Friday, August 23, 2013

Compliance with Neuromuscular Training is Key to ACL Injury Prevention

Researchers in Sweden have found that adherence to anterior cruciate ligament injury prevention programs is critical in preventing ACL injuries. They asked 184 soccer teams (2471 female players, ages 12-17) to participate in regular neuromuscular training as part of their regular training sessions. As is often the case with new training programs, compliance waned as the season progressed (~3-5% per month). However, the teams that maintained their training and continued to comply with the program saw a reduction of 88% in ACL injuries. This was compared to low compliance teams and control teams who did not undergo training.

An 88% reduction in knee injuries in young female players is very significant. This is a particularly vulnerable group with 4-10 times the risk of ACL injury compared to males. The short and long-term consequences of an ACL injury can be serious, ranging from lost playing time and substantial financial costs to increased risk of developing osteoarthritis later in life. Given that neuromuscular training can reduce injury risk by nearly 90%, it makes sense to include programs such as the FIFA 11+ warm-up as part of a regular training routine.

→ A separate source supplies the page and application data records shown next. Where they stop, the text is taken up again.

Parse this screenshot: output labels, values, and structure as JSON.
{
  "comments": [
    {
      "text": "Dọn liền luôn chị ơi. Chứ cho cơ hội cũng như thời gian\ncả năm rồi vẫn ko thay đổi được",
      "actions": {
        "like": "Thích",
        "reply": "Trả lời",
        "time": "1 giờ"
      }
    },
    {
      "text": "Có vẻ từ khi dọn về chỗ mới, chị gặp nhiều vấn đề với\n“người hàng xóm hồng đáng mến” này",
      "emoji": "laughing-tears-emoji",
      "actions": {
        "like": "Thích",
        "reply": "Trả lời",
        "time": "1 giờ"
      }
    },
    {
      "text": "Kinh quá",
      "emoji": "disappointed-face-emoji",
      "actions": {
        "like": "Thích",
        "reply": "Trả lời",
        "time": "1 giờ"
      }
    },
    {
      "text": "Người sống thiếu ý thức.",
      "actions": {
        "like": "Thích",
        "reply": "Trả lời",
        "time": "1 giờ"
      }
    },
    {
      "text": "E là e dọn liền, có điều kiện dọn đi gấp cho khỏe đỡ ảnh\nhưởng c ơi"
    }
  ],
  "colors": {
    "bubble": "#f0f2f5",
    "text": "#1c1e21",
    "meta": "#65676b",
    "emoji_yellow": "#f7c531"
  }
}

Keeping players healthy should be priority number one.

Reference

Hägglund M, Atroshi I, Wagner P, Waldén M. (2013) Superior compliance with a neuromuscular training programme is associated with fewer ACL injuries and fewer acute knee injuries in female adolescent football players: secondary analysis of an RCT. British Journal of Sports Medicine, doi: 10.1136/bjsports-2013-092644.